Bill Galston discusses deficits and debt in The US Is Not Too Big To Fail. I urge you to read it. He asks the right questions and draws the right conclusions.

[The] economic case for terminating key safety-net programs such as extended unemployment insurance is very weak, and the human case for continuing them is very strong...

[Setting] aside political constraints, it is not easy to decide whether we need another round of major economic stimulus to get the economy to the point of self-sustaining growth. It is facile to argue that all the risks lie on the side of inadequate stimulus...

What matters most is making a credible commitment -- through binding legislation that changes both programs and budget procedures -- to alter our long-term fiscal course before our debt enters the red zone...

This last point is consistent with arguing for additional short-term stimulus, and I agree with those who say this is necessary. The more credible the commitment to medium- and long-term fiscal consolidation, the more relaxed the US can be about further short-term action.

The earlier exchange with Paul Krugman which Galston refers to is worth reading. Krugman has set his face against "deficit crazies" -- meaning, I think, anybody who expresses concern about the long-term US fiscal position (Jeff Sachs, for instance, Raghuram Rajan, Paul Volcker: the list of idiots talking nonsense is long.)

In his curt dismissal of Galston, Krugman claims to have "refuted" the suggestion by Rogoff and Reinhart that high levels of debt retard growth.
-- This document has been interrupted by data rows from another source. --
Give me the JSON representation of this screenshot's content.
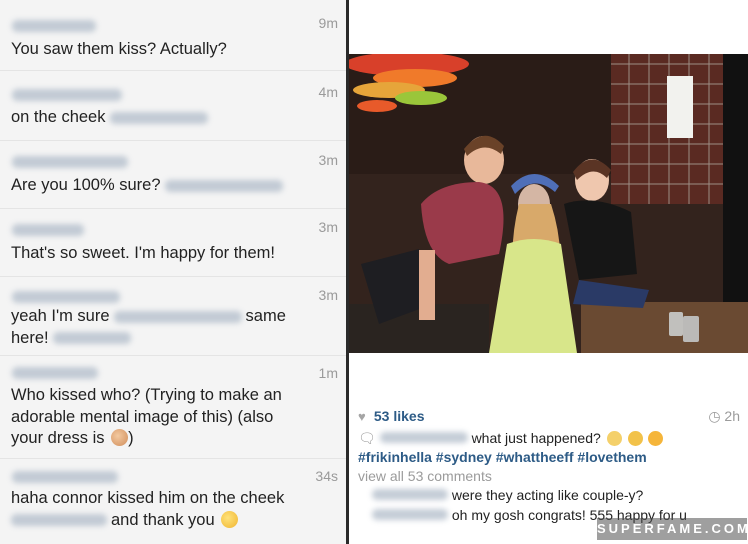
{
  "comments": [
    {
      "time": "9m",
      "text": "You saw them kiss? Actually?"
    },
    {
      "time": "4m",
      "text": "on the cheek"
    },
    {
      "time": "3m",
      "text": "Are you 100% sure?"
    },
    {
      "time": "3m",
      "text": "That's so sweet. I'm happy for them!"
    },
    {
      "time": "3m",
      "text_a": "yeah I'm sure",
      "text_b": "same",
      "text_c": "here!"
    },
    {
      "time": "1m",
      "text_a": "Who kissed who? (Trying to make an",
      "text_b": "adorable mental image of this) (also",
      "text_c": "your dress is"
    },
    {
      "time": "34s",
      "text_a": "haha connor kissed him on the cheek",
      "text_b": "and thank you"
    }
  ],
  "post": {
    "likes": "53 likes",
    "time": "2h",
    "caption": "what just happened?",
    "hashtags": "#frikinhella #sydney #whattheeff #lovethem",
    "view_all": "view all 53 comments",
    "comment1": "were they acting like couple-y?",
    "comment2": "oh my gosh congrats! 555 happy for u"
  },
  "watermark": "SUPERFAME.COM",
  "icons": {
    "heart": "heart-icon",
    "clock": "clock-icon",
    "comment": "comment-bubble-icon"
  },
  "colors": {
    "accent_blue": "#2d5b86",
    "comment_bg": "#f4f4f4",
    "timestamp_grey": "#9a9a9a"
  }
}
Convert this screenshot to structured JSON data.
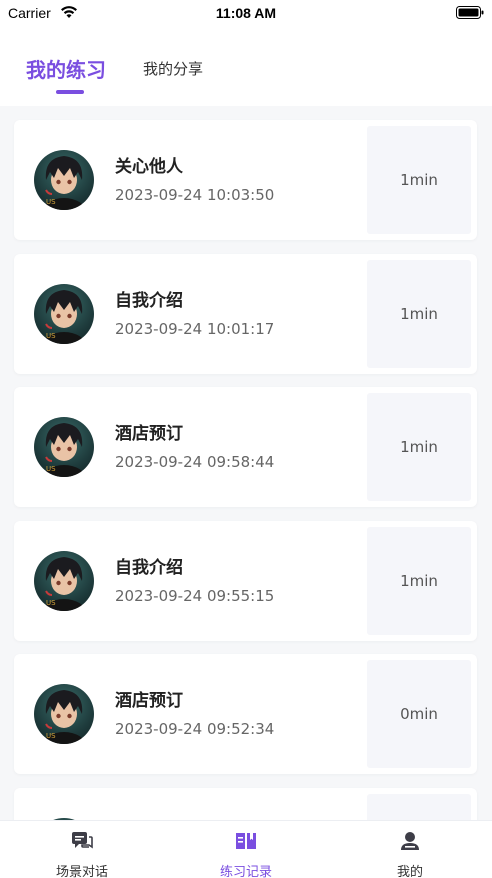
{
  "status_bar": {
    "carrier": "Carrier",
    "time": "11:08 AM"
  },
  "tabs": {
    "active": "我的练习",
    "inactive": "我的分享"
  },
  "records": [
    {
      "title": "关心他人",
      "time": "2023-09-24 10:03:50",
      "duration": "1min"
    },
    {
      "title": "自我介绍",
      "time": "2023-09-24 10:01:17",
      "duration": "1min"
    },
    {
      "title": "酒店预订",
      "time": "2023-09-24 09:58:44",
      "duration": "1min"
    },
    {
      "title": "自我介绍",
      "time": "2023-09-24 09:55:15",
      "duration": "1min"
    },
    {
      "title": "酒店预订",
      "time": "2023-09-24 09:52:34",
      "duration": "0min"
    }
  ],
  "tabbar": [
    {
      "label": "场景对话",
      "icon": "chat-icon"
    },
    {
      "label": "练习记录",
      "icon": "book-icon",
      "active": true
    },
    {
      "label": "我的",
      "icon": "person-icon"
    }
  ],
  "colors": {
    "accent": "#7a4ee0",
    "background": "#f6f7f9",
    "duration_bg": "#f5f6fa"
  }
}
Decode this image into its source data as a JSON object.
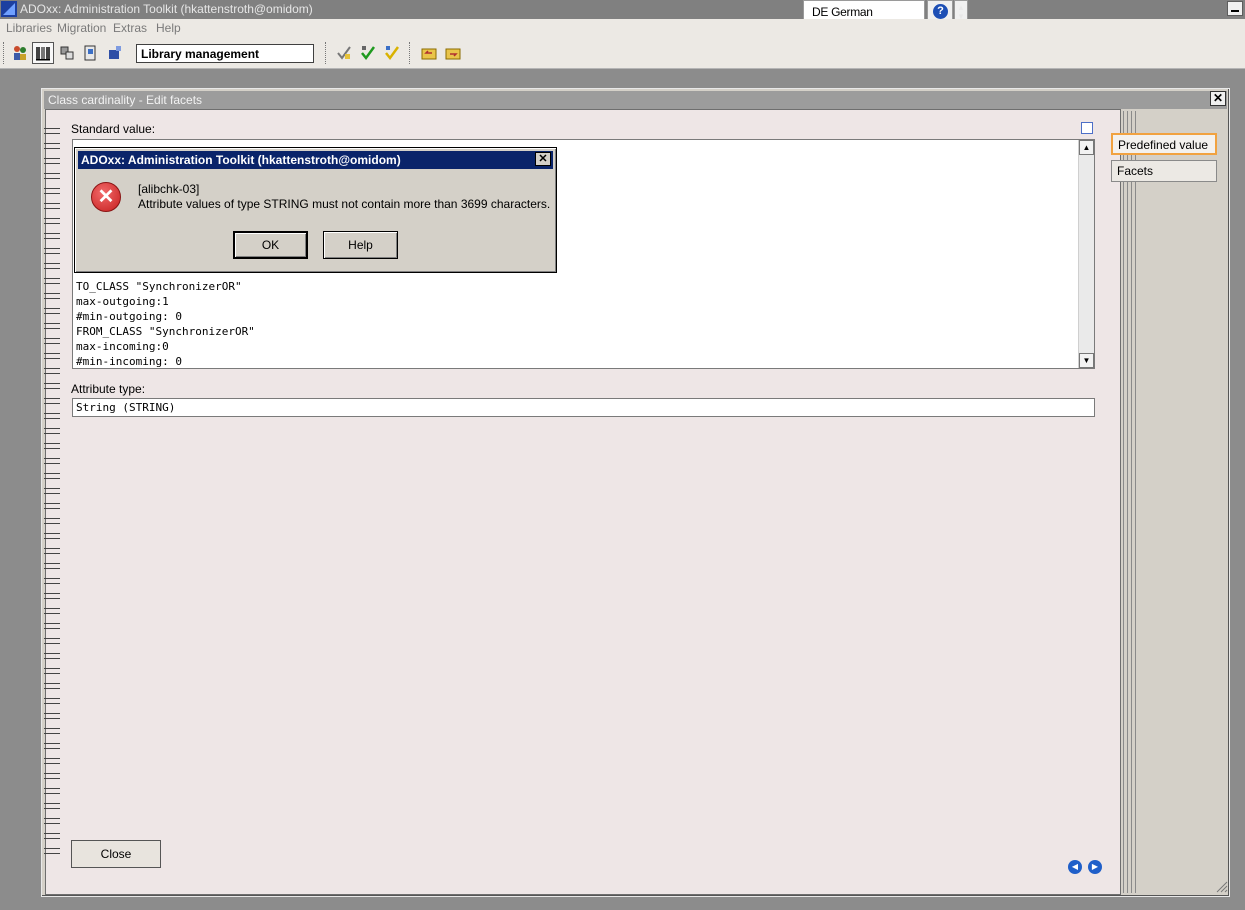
{
  "window": {
    "title": "ADOxx: Administration Toolkit (hkattenstroth@omidom)",
    "language": "DE German (Germany)",
    "help_symbol": "?"
  },
  "menu": {
    "items": [
      "Libraries",
      "Migration",
      "Extras",
      "Help"
    ]
  },
  "toolbar": {
    "library_field": "Library management"
  },
  "child_window": {
    "title": "Class cardinality - Edit facets",
    "standard_value_label": "Standard value:",
    "standard_value_lines": [
      "TO_CLASS \"SynchronizerOR\"",
      "max-outgoing:1",
      "#min-outgoing: 0",
      "FROM_CLASS \"SynchronizerOR\"",
      "max-incoming:0",
      "#min-incoming: 0"
    ],
    "attribute_type_label": "Attribute type:",
    "attribute_type_value": "String (STRING)",
    "tabs": [
      "Predefined value",
      "Facets"
    ],
    "active_tab": "Predefined value",
    "close_button": "Close"
  },
  "error_dialog": {
    "title": "ADOxx: Administration Toolkit (hkattenstroth@omidom)",
    "code": "[alibchk-03]",
    "message": "Attribute values of type STRING must not contain more than 3699 characters.",
    "ok_button": "OK",
    "help_button": "Help",
    "icon": "error-icon"
  },
  "colors": {
    "dialog_title_bg": "#0a246a",
    "active_tab_border": "#f1a240",
    "notebook_bg": "#eee6e6"
  }
}
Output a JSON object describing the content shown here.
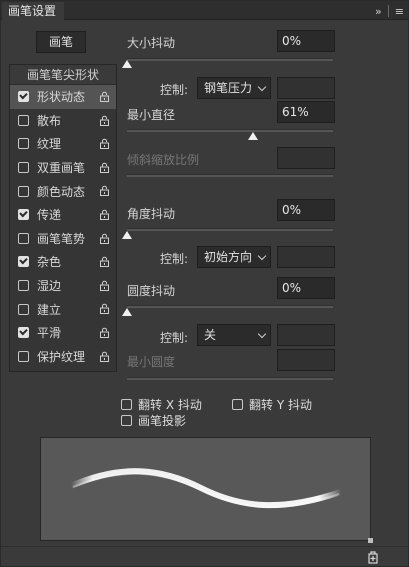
{
  "panel": {
    "tab_title": "画笔设置",
    "collapse_icon": "double-chevron-right-icon",
    "menu_icon": "hamburger-menu-icon"
  },
  "preset_button": "画笔",
  "sidebar": {
    "header": "画笔笔尖形状",
    "items": [
      {
        "label": "形状动态",
        "checked": true,
        "active": true
      },
      {
        "label": "散布",
        "checked": false
      },
      {
        "label": "纹理",
        "checked": false
      },
      {
        "label": "双重画笔",
        "checked": false
      },
      {
        "label": "颜色动态",
        "checked": false
      },
      {
        "label": "传递",
        "checked": true
      },
      {
        "label": "画笔笔势",
        "checked": false
      },
      {
        "label": "杂色",
        "checked": true
      },
      {
        "label": "湿边",
        "checked": false
      },
      {
        "label": "建立",
        "checked": false
      },
      {
        "label": "平滑",
        "checked": true
      },
      {
        "label": "保护纹理",
        "checked": false
      }
    ]
  },
  "settings": {
    "size_jitter": {
      "label": "大小抖动",
      "value": "0%",
      "level": 0
    },
    "size_control": {
      "label": "控制:",
      "value": "钢笔压力",
      "extra": ""
    },
    "min_diameter": {
      "label": "最小直径",
      "value": "61%",
      "level": 0.61
    },
    "tilt_scale": {
      "label": "倾斜缩放比例",
      "value": ""
    },
    "angle_jitter": {
      "label": "角度抖动",
      "value": "0%",
      "level": 0
    },
    "angle_control": {
      "label": "控制:",
      "value": "初始方向",
      "extra": ""
    },
    "roundness_jitter": {
      "label": "圆度抖动",
      "value": "0%",
      "level": 0
    },
    "roundness_control": {
      "label": "控制:",
      "value": "关",
      "extra": ""
    },
    "min_roundness": {
      "label": "最小圆度",
      "value": ""
    }
  },
  "options": {
    "flip_x": {
      "label": "翻转 X 抖动",
      "checked": false
    },
    "flip_y": {
      "label": "翻转 Y 抖动",
      "checked": false
    },
    "brush_projection": {
      "label": "画笔投影",
      "checked": false
    }
  },
  "footer": {
    "new_icon": "new-brush-icon"
  },
  "colors": {
    "panel_bg": "#3a3a3a",
    "field_bg": "#2a2a2a",
    "active_row": "#545454",
    "preview_bg": "#585858",
    "stroke": "#ffffff"
  }
}
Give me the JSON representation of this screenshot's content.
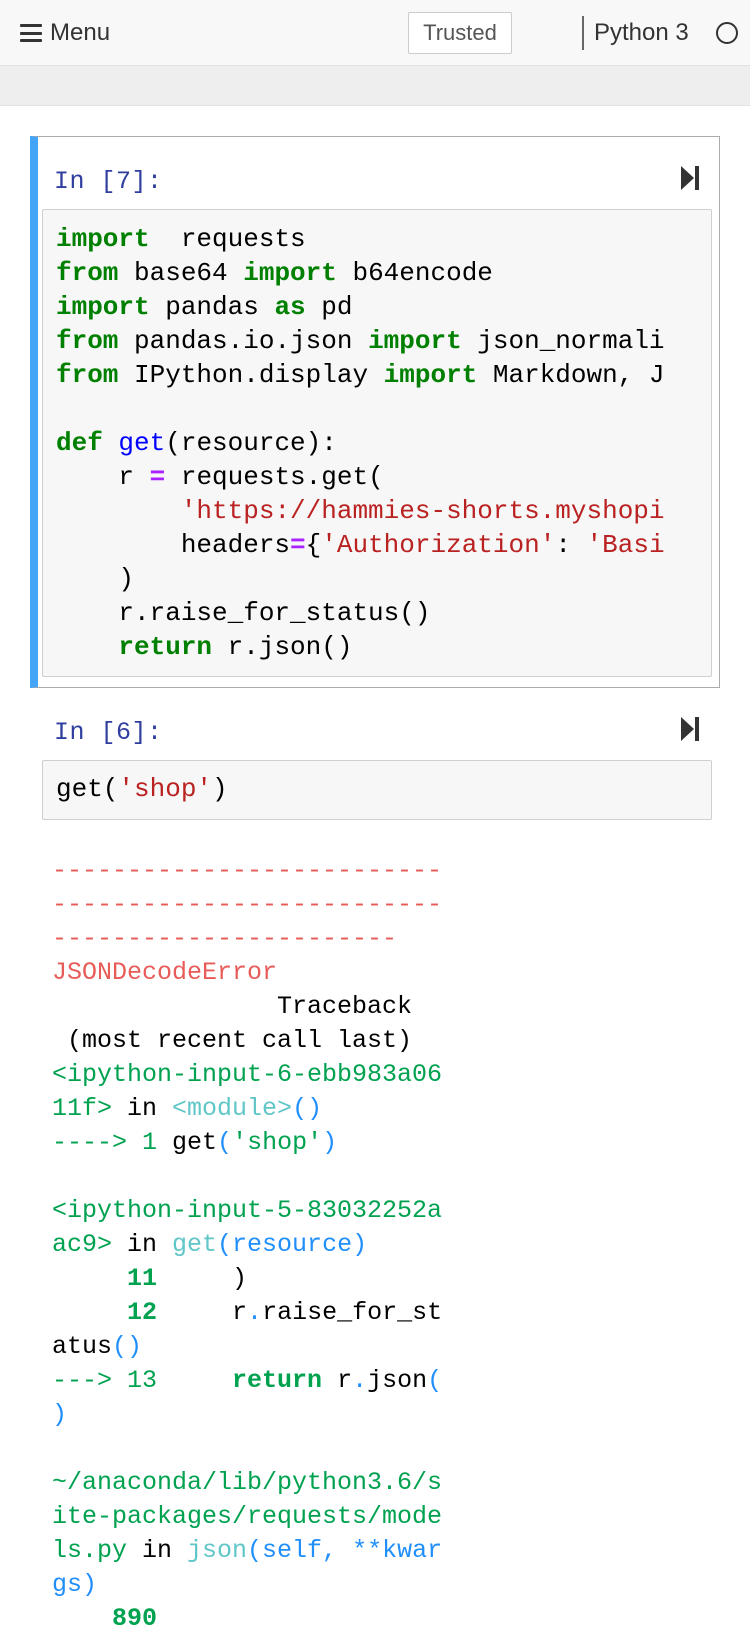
{
  "header": {
    "menu_label": "Menu",
    "trusted_label": "Trusted",
    "kernel_name": "Python 3"
  },
  "cells": [
    {
      "prompt": "In [7]:",
      "code_lines": [
        [
          [
            "k",
            "import"
          ],
          [
            "",
            "  requests"
          ]
        ],
        [
          [
            "k",
            "from"
          ],
          [
            "",
            " base64 "
          ],
          [
            "k",
            "import"
          ],
          [
            "",
            " b64encode"
          ]
        ],
        [
          [
            "k",
            "import"
          ],
          [
            "",
            " pandas "
          ],
          [
            "k",
            "as"
          ],
          [
            "",
            " pd"
          ]
        ],
        [
          [
            "k",
            "from"
          ],
          [
            "",
            " pandas.io.json "
          ],
          [
            "k",
            "import"
          ],
          [
            "",
            " json_normali"
          ]
        ],
        [
          [
            "k",
            "from"
          ],
          [
            "",
            " IPython.display "
          ],
          [
            "k",
            "import"
          ],
          [
            "",
            " Markdown, J"
          ]
        ],
        [
          [
            "",
            ""
          ]
        ],
        [
          [
            "k",
            "def"
          ],
          [
            "",
            " "
          ],
          [
            "f",
            "get"
          ],
          [
            "",
            "(resource):"
          ]
        ],
        [
          [
            "",
            "    r "
          ],
          [
            "o",
            "="
          ],
          [
            "",
            " requests.get("
          ]
        ],
        [
          [
            "",
            "        "
          ],
          [
            "s",
            "'https://hammies-shorts.myshopi"
          ]
        ],
        [
          [
            "",
            "        headers"
          ],
          [
            "o",
            "="
          ],
          [
            "",
            "{"
          ],
          [
            "s",
            "'Authorization'"
          ],
          [
            "",
            ": "
          ],
          [
            "s",
            "'Basi"
          ]
        ],
        [
          [
            "",
            "    )"
          ]
        ],
        [
          [
            "",
            "    r.raise_for_status()"
          ]
        ],
        [
          [
            "",
            "    "
          ],
          [
            "k",
            "return"
          ],
          [
            "",
            " r.json()"
          ]
        ]
      ]
    },
    {
      "prompt": "In [6]:",
      "code_lines": [
        [
          [
            "",
            "get("
          ],
          [
            "s",
            "'shop'"
          ],
          [
            "",
            ")"
          ]
        ]
      ]
    }
  ],
  "output": {
    "lines": [
      [
        [
          "red",
          "--------------------------"
        ]
      ],
      [
        [
          "red",
          "--------------------------"
        ]
      ],
      [
        [
          "red",
          "-----------------------"
        ]
      ],
      [
        [
          "red",
          "JSONDecodeError"
        ]
      ],
      [
        [
          "bk",
          "               Traceback"
        ]
      ],
      [
        [
          "bk",
          " (most recent call last)"
        ]
      ],
      [
        [
          "grn",
          "<ipython-input-6-ebb983a06"
        ]
      ],
      [
        [
          "grn",
          "11f>"
        ],
        [
          "bk",
          " in "
        ],
        [
          "cy",
          "<module>"
        ],
        [
          "bl",
          "()"
        ]
      ],
      [
        [
          "grn",
          "----> 1 "
        ],
        [
          "bk",
          "get"
        ],
        [
          "bl",
          "("
        ],
        [
          "grn",
          "'shop'"
        ],
        [
          "bl",
          ")"
        ]
      ],
      [
        [
          "",
          ""
        ]
      ],
      [
        [
          "grn",
          "<ipython-input-5-83032252a"
        ]
      ],
      [
        [
          "grn",
          "ac9>"
        ],
        [
          "bk",
          " in "
        ],
        [
          "cy",
          "get"
        ],
        [
          "bl",
          "(resource)"
        ]
      ],
      [
        [
          "gb",
          "     11"
        ],
        [
          "bk",
          "     )"
        ]
      ],
      [
        [
          "gb",
          "     12"
        ],
        [
          "bk",
          "     r"
        ],
        [
          "bl",
          "."
        ],
        [
          "bk",
          "raise_for_st"
        ]
      ],
      [
        [
          "bk",
          "atus"
        ],
        [
          "bl",
          "()"
        ]
      ],
      [
        [
          "grn",
          "---> 13"
        ],
        [
          "bk",
          "     "
        ],
        [
          "gb",
          "return"
        ],
        [
          "bk",
          " r"
        ],
        [
          "bl",
          "."
        ],
        [
          "bk",
          "json"
        ],
        [
          "bl",
          "("
        ]
      ],
      [
        [
          "bl",
          ")"
        ]
      ],
      [
        [
          "",
          ""
        ]
      ],
      [
        [
          "grn",
          "~/anaconda/lib/python3.6/s"
        ]
      ],
      [
        [
          "grn",
          "ite-packages/requests/mode"
        ]
      ],
      [
        [
          "grn",
          "ls.py"
        ],
        [
          "bk",
          " in "
        ],
        [
          "cy",
          "json"
        ],
        [
          "bl",
          "(self, **kwar"
        ]
      ],
      [
        [
          "bl",
          "gs)"
        ]
      ],
      [
        [
          "gb",
          "    890"
        ]
      ]
    ]
  },
  "icons": {
    "run_cell": "skip-to-end-icon",
    "menu": "hamburger-icon",
    "kernel_status": "kernel-idle-circle-icon"
  }
}
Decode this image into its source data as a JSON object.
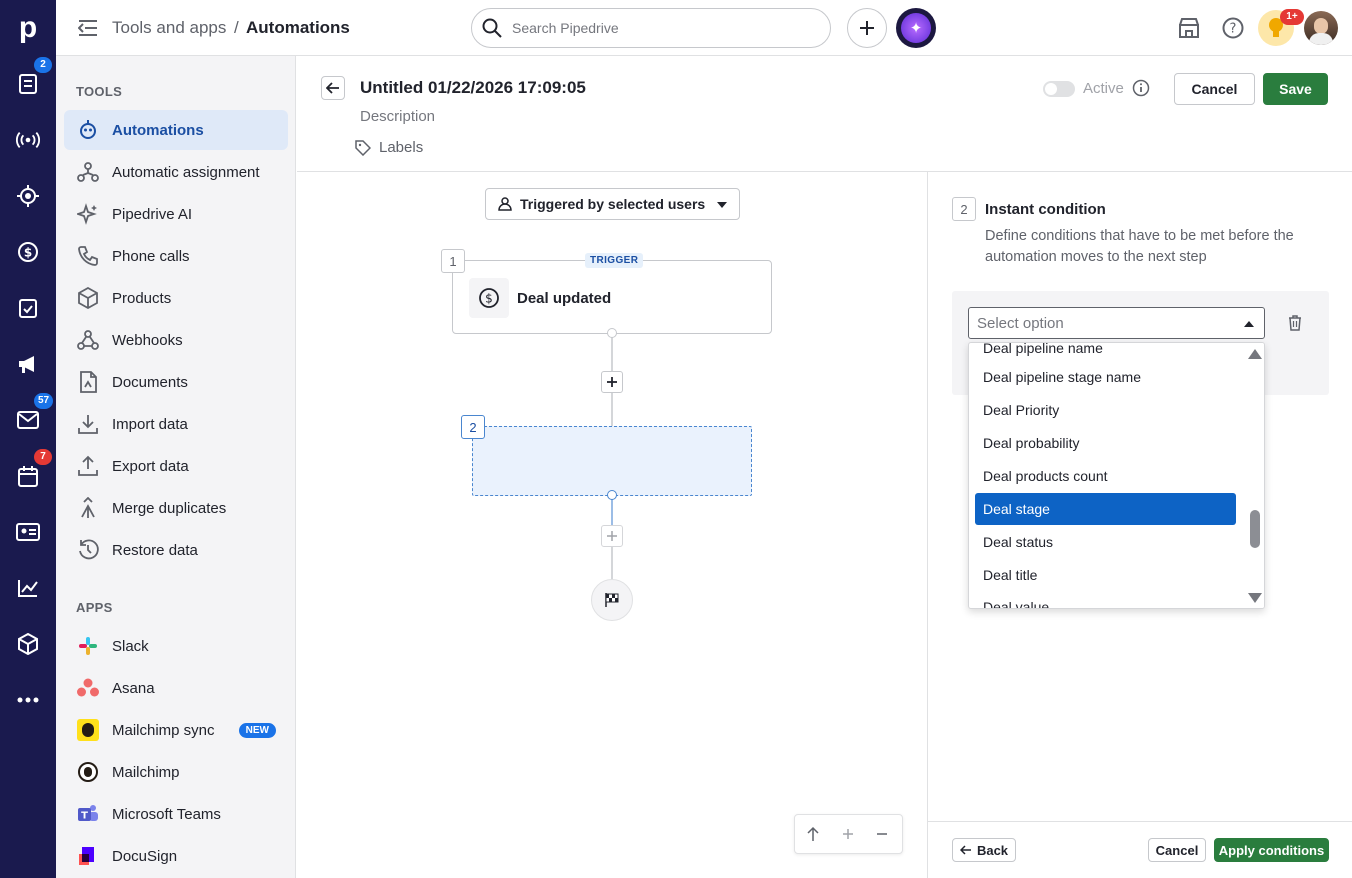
{
  "rail": {
    "badges": {
      "leads": "2",
      "mail": "57",
      "calendar": "7"
    }
  },
  "topbar": {
    "crumb_parent": "Tools and apps",
    "crumb_sep": "/",
    "crumb_current": "Automations",
    "search_placeholder": "Search Pipedrive",
    "notif_badge": "1+"
  },
  "sidebar": {
    "tools_title": "TOOLS",
    "tools": [
      {
        "label": "Automations"
      },
      {
        "label": "Automatic assignment"
      },
      {
        "label": "Pipedrive AI"
      },
      {
        "label": "Phone calls"
      },
      {
        "label": "Products"
      },
      {
        "label": "Webhooks"
      },
      {
        "label": "Documents"
      },
      {
        "label": "Import data"
      },
      {
        "label": "Export data"
      },
      {
        "label": "Merge duplicates"
      },
      {
        "label": "Restore data"
      }
    ],
    "apps_title": "APPS",
    "apps": [
      {
        "label": "Slack"
      },
      {
        "label": "Asana"
      },
      {
        "label": "Mailchimp sync",
        "badge": "NEW"
      },
      {
        "label": "Mailchimp"
      },
      {
        "label": "Microsoft Teams"
      },
      {
        "label": "DocuSign"
      }
    ]
  },
  "editor": {
    "title": "Untitled 01/22/2026 17:09:05",
    "description": "Description",
    "labels": "Labels",
    "active_label": "Active",
    "cancel": "Cancel",
    "save": "Save"
  },
  "canvas": {
    "trigger_scope": "Triggered by selected users",
    "step1_num": "1",
    "trigger_tag": "TRIGGER",
    "trigger_label": "Deal updated",
    "step2_num": "2"
  },
  "condition": {
    "step_num": "2",
    "title": "Instant condition",
    "description": "Define conditions that have to be met before the automation moves to the next step",
    "select_placeholder": "Select option",
    "options": [
      "Deal pipeline name",
      "Deal pipeline stage name",
      "Deal Priority",
      "Deal probability",
      "Deal products count",
      "Deal stage",
      "Deal status",
      "Deal title",
      "Deal value"
    ],
    "selected_option": "Deal stage",
    "back": "Back",
    "cancel": "Cancel",
    "apply": "Apply conditions"
  },
  "colors": {
    "rail": "#1a1a4e",
    "primary": "#2a7d3e",
    "selected": "#0d63c5"
  }
}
In fact Krugman merely expressed (plausible) doubts about the finding: to "refute" a study, even the all-knowing Krugman has to do more than ask a good question. He also tells Galston to go away and read Adam Posen on Japan. (Just do the reading. How many more times must he put these simpletons right?) As Galston points out, however, Posen recognizes that even a country like the US faces prudential limits on fiscal expansion.

I think Krugman is correct to argue against "fiscal austerity now now now", especially for the US. But Galston's view, as I say, is consistent with this. It's the long-term outlook they disagree about. I don't understand why Krugman won't more fully acknowledge the long-term problem. Why not give equal emphasis to the need for further short-term stimulus combined with tax increases and/or spending cuts later? Difficult to do, of course, but what is the objection in principle?

Perhaps Krugman believes that yielding ground on the long-term problem would weaken the case for stimulus now now now. If so, as a matter of political judgment, he is wrong. His blunt refusal to engage with the other side undermines his case. Or does he think there really is no long-term problem? Again and again he says that financial markets are not (yet) pushing US long-term rates higher, as though that is all you need to know. This would be an even weirder thing for him, of all people, to think. Markets know best? Sounds like those looney-tunes in Chicago.